Among the measures that the Bill, sponsored by the three Senators, seeks to impose are “a requirement that the Department of State publishes the list of countries that contract with the government of Cuba for their medical missions program”, and that the contracts be considered “as a factor in considering that country’s ranking for Trafficking in Persons (TIP) report”.
In other words, these three US Senators are seeking to disregard the sovereign right of other countries to enter arrangements with Cuba. In any event, a principle of international law and norms is being casually disdained, as if the rights of States do not matter.
The Senators also show a remarkable indifference to the critical public health emergency confronted by all Caribbean countries, particularly now in the seemingly endless era of the COVID-19 pandemic and its disastrous effects.
Had the three Senators considered a discussion with Caribbean representatives before they introduced their Bill, they would have learned that, for many countries of the Caribbean, the presence of Cuban medical personnel has made a huge and beneficial difference to their capacity to manage COVID-19 and its spread.
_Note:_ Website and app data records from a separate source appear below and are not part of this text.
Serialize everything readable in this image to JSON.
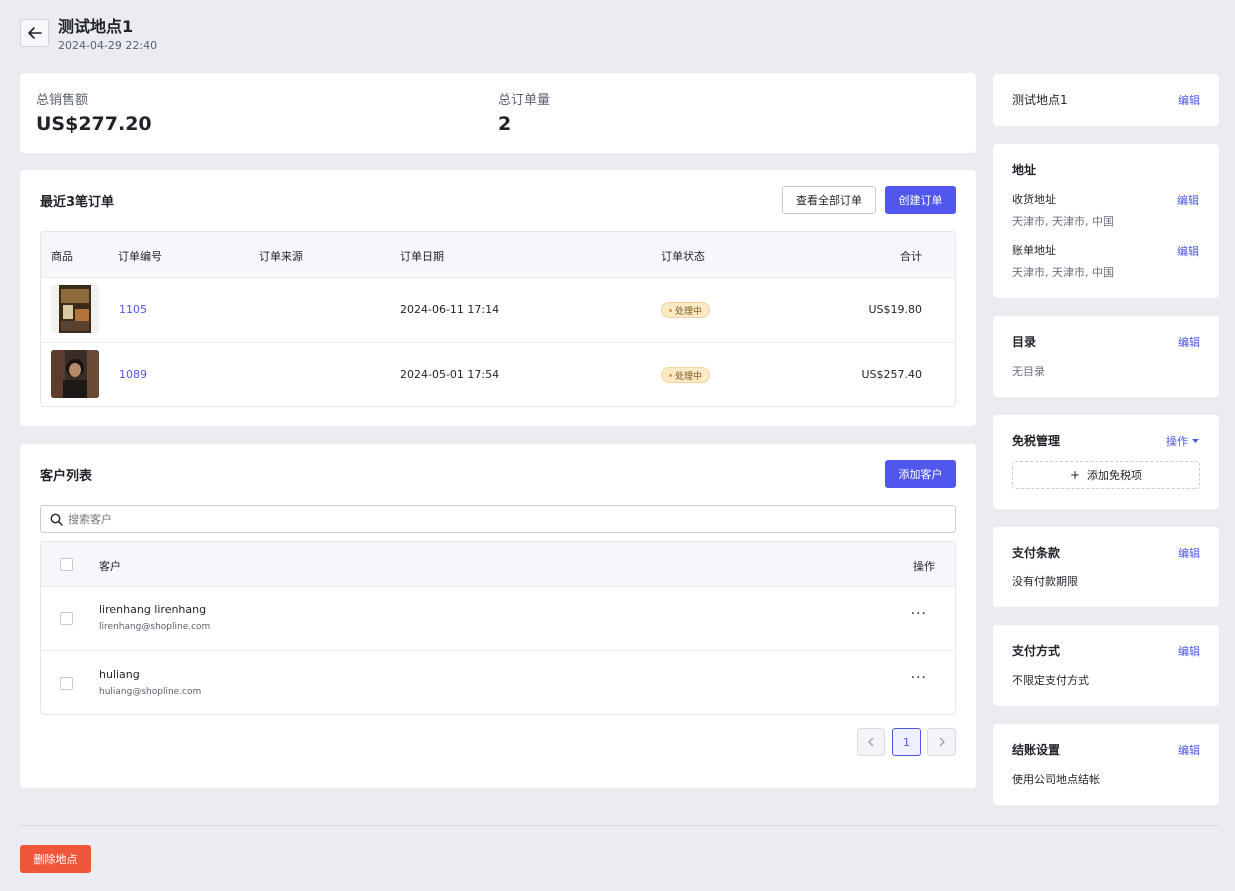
{
  "header": {
    "title": "测试地点1",
    "date": "2024-04-29 22:40"
  },
  "stats": {
    "sales_label": "总销售额",
    "sales_value": "US$277.20",
    "orders_label": "总订单量",
    "orders_value": "2"
  },
  "recent_orders": {
    "title": "最近3笔订单",
    "view_all_label": "查看全部订单",
    "create_label": "创建订单",
    "columns": [
      "商品",
      "订单编号",
      "订单来源",
      "订单日期",
      "订单状态",
      "合计"
    ],
    "rows": [
      {
        "order_no": "1105",
        "source": "",
        "date": "2024-06-11 17:14",
        "status": "处理中",
        "total": "US$19.80"
      },
      {
        "order_no": "1089",
        "source": "",
        "date": "2024-05-01 17:54",
        "status": "处理中",
        "total": "US$257.40"
      }
    ]
  },
  "customers": {
    "title": "客户列表",
    "add_label": "添加客户",
    "search_placeholder": "搜索客户",
    "col_customer": "客户",
    "col_action": "操作",
    "rows": [
      {
        "name": "lirenhang lirenhang",
        "email": "lirenhang@shopline.com",
        "more": "···"
      },
      {
        "name": "huliang",
        "email": "huliang@shopline.com",
        "more": "···"
      }
    ],
    "pagination": {
      "current": "1"
    }
  },
  "sidebar": {
    "location": {
      "title": "测试地点1",
      "edit": "编辑"
    },
    "address": {
      "title": "地址",
      "shipping_label": "收货地址",
      "shipping_value": "天津市, 天津市, 中国",
      "billing_label": "账单地址",
      "billing_value": "天津市, 天津市, 中国",
      "edit": "编辑"
    },
    "catalog": {
      "title": "目录",
      "value": "无目录",
      "edit": "编辑"
    },
    "tax": {
      "title": "免税管理",
      "action": "操作",
      "add_label": "添加免税项"
    },
    "payment_terms": {
      "title": "支付条款",
      "value": "没有付款期限",
      "edit": "编辑"
    },
    "payment_method": {
      "title": "支付方式",
      "value": "不限定支付方式",
      "edit": "编辑"
    },
    "checkout": {
      "title": "结账设置",
      "value": "使用公司地点结帐",
      "edit": "编辑"
    }
  },
  "footer": {
    "delete_label": "删除地点"
  },
  "colors": {
    "primary": "#5056ee",
    "danger": "#f0573a",
    "link": "#4b57e6",
    "background": "#eaecf1"
  }
}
It is no exaggeration to say that, without the Cuban medical personnel, the medical system of several Caribbean countries would have collapsed.
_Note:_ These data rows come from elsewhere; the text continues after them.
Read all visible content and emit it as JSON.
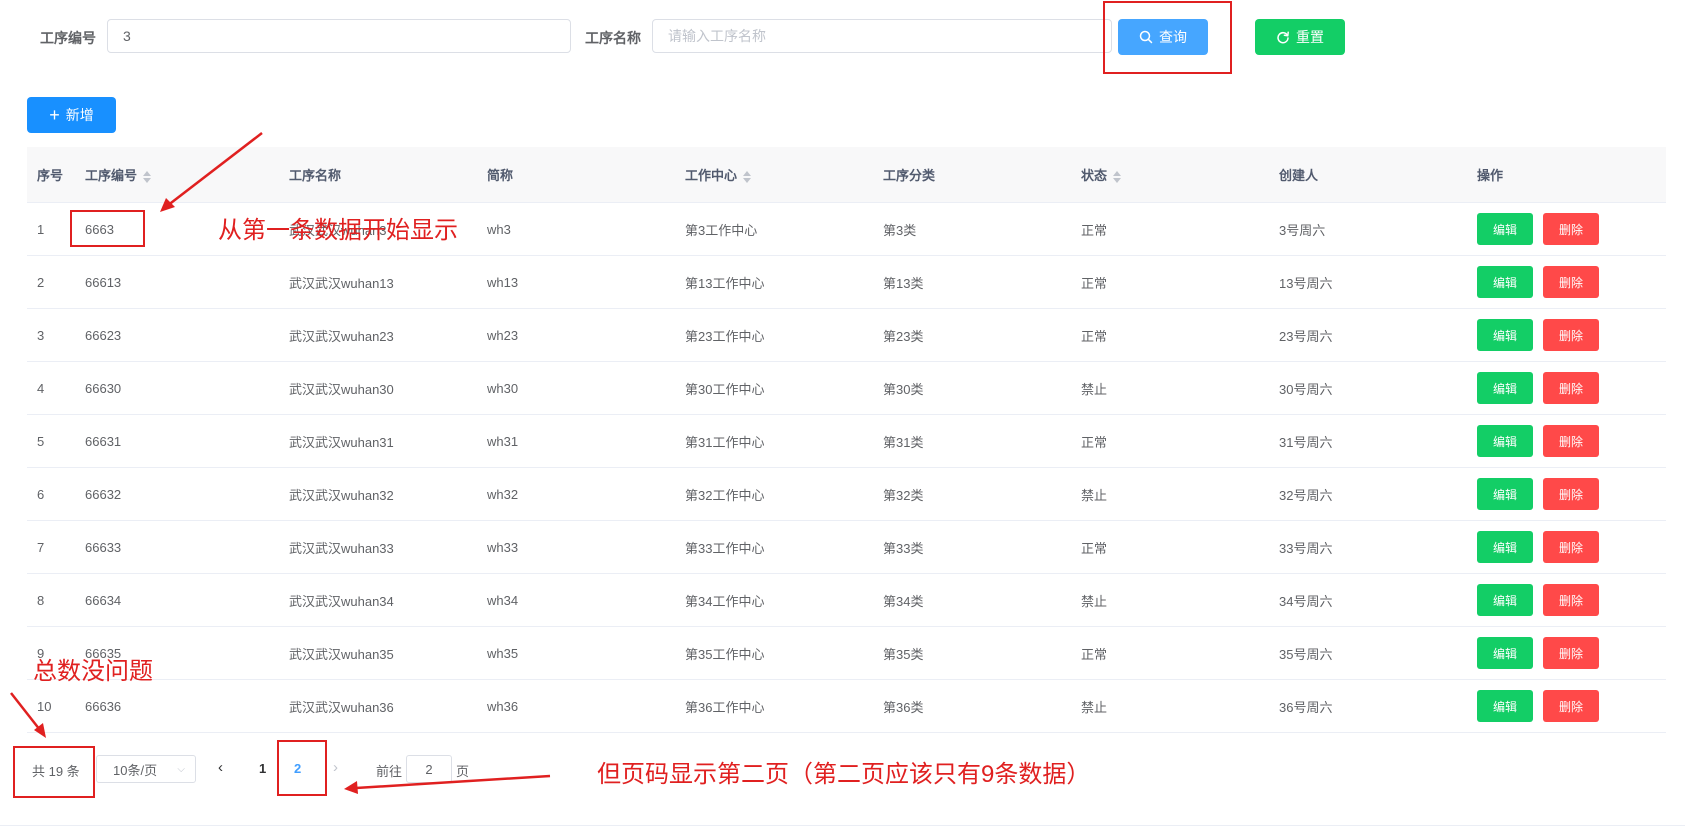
{
  "search": {
    "code_label": "工序编号",
    "code_value": "3",
    "name_label": "工序名称",
    "name_placeholder": "请输入工序名称",
    "query_label": "查询",
    "reset_label": "重置"
  },
  "toolbar": {
    "add_label": "新增"
  },
  "table": {
    "headers": [
      "序号",
      "工序编号",
      "工序名称",
      "简称",
      "工作中心",
      "工序分类",
      "状态",
      "创建人",
      "操作"
    ],
    "edit_label": "编辑",
    "delete_label": "删除",
    "rows": [
      {
        "idx": "1",
        "code": "6663",
        "name": "武汉武汉wuhan3",
        "short": "wh3",
        "center": "第3工作中心",
        "category": "第3类",
        "status": "正常",
        "creator": "3号周六"
      },
      {
        "idx": "2",
        "code": "66613",
        "name": "武汉武汉wuhan13",
        "short": "wh13",
        "center": "第13工作中心",
        "category": "第13类",
        "status": "正常",
        "creator": "13号周六"
      },
      {
        "idx": "3",
        "code": "66623",
        "name": "武汉武汉wuhan23",
        "short": "wh23",
        "center": "第23工作中心",
        "category": "第23类",
        "status": "正常",
        "creator": "23号周六"
      },
      {
        "idx": "4",
        "code": "66630",
        "name": "武汉武汉wuhan30",
        "short": "wh30",
        "center": "第30工作中心",
        "category": "第30类",
        "status": "禁止",
        "creator": "30号周六"
      },
      {
        "idx": "5",
        "code": "66631",
        "name": "武汉武汉wuhan31",
        "short": "wh31",
        "center": "第31工作中心",
        "category": "第31类",
        "status": "正常",
        "creator": "31号周六"
      },
      {
        "idx": "6",
        "code": "66632",
        "name": "武汉武汉wuhan32",
        "short": "wh32",
        "center": "第32工作中心",
        "category": "第32类",
        "status": "禁止",
        "creator": "32号周六"
      },
      {
        "idx": "7",
        "code": "66633",
        "name": "武汉武汉wuhan33",
        "short": "wh33",
        "center": "第33工作中心",
        "category": "第33类",
        "status": "正常",
        "creator": "33号周六"
      },
      {
        "idx": "8",
        "code": "66634",
        "name": "武汉武汉wuhan34",
        "short": "wh34",
        "center": "第34工作中心",
        "category": "第34类",
        "status": "禁止",
        "creator": "34号周六"
      },
      {
        "idx": "9",
        "code": "66635",
        "name": "武汉武汉wuhan35",
        "short": "wh35",
        "center": "第35工作中心",
        "category": "第35类",
        "status": "正常",
        "creator": "35号周六"
      },
      {
        "idx": "10",
        "code": "66636",
        "name": "武汉武汉wuhan36",
        "short": "wh36",
        "center": "第36工作中心",
        "category": "第36类",
        "status": "禁止",
        "creator": "36号周六"
      }
    ]
  },
  "pagination": {
    "total_text": "共 19 条",
    "page_size": "10条/页",
    "pages": [
      "1",
      "2"
    ],
    "current_page": "2",
    "goto_prefix": "前往",
    "goto_value": "2",
    "goto_suffix": "页"
  },
  "annotations": {
    "first_row_note": "从第一条数据开始显示",
    "total_note": "总数没问题",
    "page_note": "但页码显示第二页（第二页应该只有9条数据）"
  },
  "colors": {
    "primary": "#1890ff",
    "query": "#46a6ff",
    "success": "#13ce66",
    "danger": "#ff4949",
    "annotation": "#e02020"
  }
}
The Senators would also have been reminded that the United States, despite all its great resources, found it difficult – and are still finding it difficult – to respond to the demands that the pandemic has placed on its public health system. If the US cannot cope, how would any objective person believe that the Caribbean can do so without help?
Further, the Senators might have considered what assistance the US provided to the region in terms of the medical personnel that they urgently needed and continue to need.
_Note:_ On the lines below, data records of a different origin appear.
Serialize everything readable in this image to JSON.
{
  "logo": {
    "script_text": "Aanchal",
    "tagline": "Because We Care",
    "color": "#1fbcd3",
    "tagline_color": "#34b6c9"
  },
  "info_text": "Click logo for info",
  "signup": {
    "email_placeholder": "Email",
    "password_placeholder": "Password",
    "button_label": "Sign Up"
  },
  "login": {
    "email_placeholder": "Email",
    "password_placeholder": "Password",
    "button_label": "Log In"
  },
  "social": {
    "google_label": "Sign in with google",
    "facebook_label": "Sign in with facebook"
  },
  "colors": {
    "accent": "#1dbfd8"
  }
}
Senator Scott is reported to have said that “Any country that requests medical assistance from Cuba is aiding their human trafficking efforts”, because, in his view, Cuban medical personnel sent abroad are “forced labour”. Caribbean countries have had no experience that substantiates this opinion. Indeed, Cuban medical personnel have conducted themselves with professionalism, integrating well with local medical teams, and passing on their knowledge and experience.
Caribbean countries have no basis for believing that the medical personnel are “forced labour”. But, if the government of any country believes this claim to be true, there are international bodies to which it can be taken, and evidence proffered in support of a decision to uphold the allegation. Caribbean representatives would have encouraged the Senators to pursue such a definitive course of action, which all governments would have respected. One attempt to internationalise this claim by a private European-funded group came to nothing.
Had they had the chance to do so, Caribbean representatives would have reminded the three Senators that COVID-19, in addition to being a public health emergency, is wrecking the economies of Caribbean countries, some more severely than others but all without exception. They are now confronted with their greatest economic challenge. Government revenues have dropped drastically, expenditures have increased extraordinarily, and employment and poverty are expanding rapidly. In all this, there has been a poor response from richer countries that could have helped.
The Caribbean needed to get COVID-19 under control not only to save lives in their communities but also to salvage their economic prospects, now and in the future.
Cuba has provided Caribbean countries with medical assistance for over 30 years; the present contingent of Cuban personnel is not a new development. These arrangements have been formally negotiated and set out in contracts. Further, Caribbean governments have knowledge of the circumstances of Cuban medical personnel because, for three decades, Caribbean doctors have trained in Cuba on scholarships that richer neighbouring states have not offered.
Until and unless other governments step up to help, Caribbean governments will be constrained to get assistance from where they can, including Cuba.
The Senators would also have been advised that most Caribbean countries have worked closely and well with the US government to curb human trafficking. An attempt to mar this cooperative work by introducing a political dimension to it – particularly a very narrow one – would be tragic.
The hemisphere – like the rest of the world – needs cooperation in improving the human condition; what it does not need is coercion for political purposes.
A Caribbean conversation with the Senators would be welcome.